● WORK TO BE COMPLETED
Work through the data below and state how many lines contain "heading", giving that number alone.

● MATERIALS PROVIDED
§ §
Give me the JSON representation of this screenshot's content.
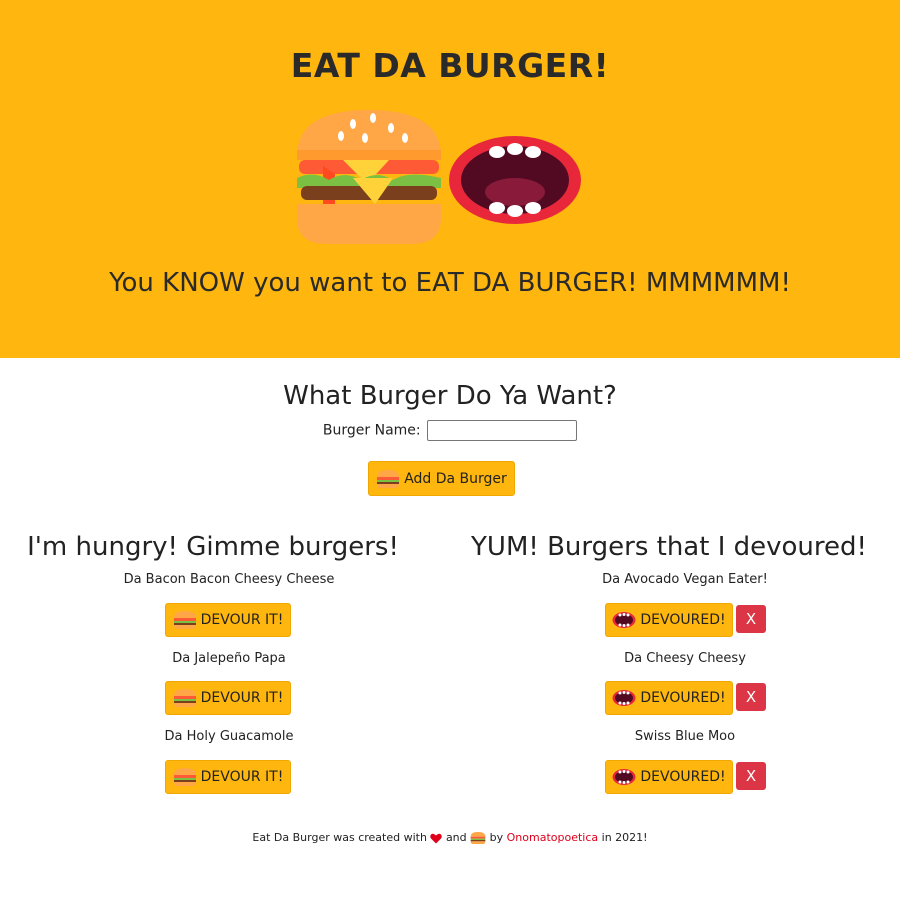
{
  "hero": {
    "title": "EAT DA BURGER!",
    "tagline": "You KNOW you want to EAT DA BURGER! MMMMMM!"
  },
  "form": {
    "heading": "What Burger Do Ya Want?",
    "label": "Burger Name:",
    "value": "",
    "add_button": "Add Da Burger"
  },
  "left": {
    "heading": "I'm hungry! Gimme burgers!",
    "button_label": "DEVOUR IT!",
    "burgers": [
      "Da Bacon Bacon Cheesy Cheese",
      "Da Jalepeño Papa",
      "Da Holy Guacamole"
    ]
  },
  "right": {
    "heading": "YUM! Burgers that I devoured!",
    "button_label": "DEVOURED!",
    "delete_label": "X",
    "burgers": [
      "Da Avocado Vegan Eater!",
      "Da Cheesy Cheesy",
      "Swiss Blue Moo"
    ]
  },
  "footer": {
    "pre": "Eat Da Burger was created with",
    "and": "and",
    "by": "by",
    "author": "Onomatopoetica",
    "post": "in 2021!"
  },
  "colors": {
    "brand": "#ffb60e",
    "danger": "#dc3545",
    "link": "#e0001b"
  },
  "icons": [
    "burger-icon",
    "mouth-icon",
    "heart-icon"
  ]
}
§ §
● SOLUTION
3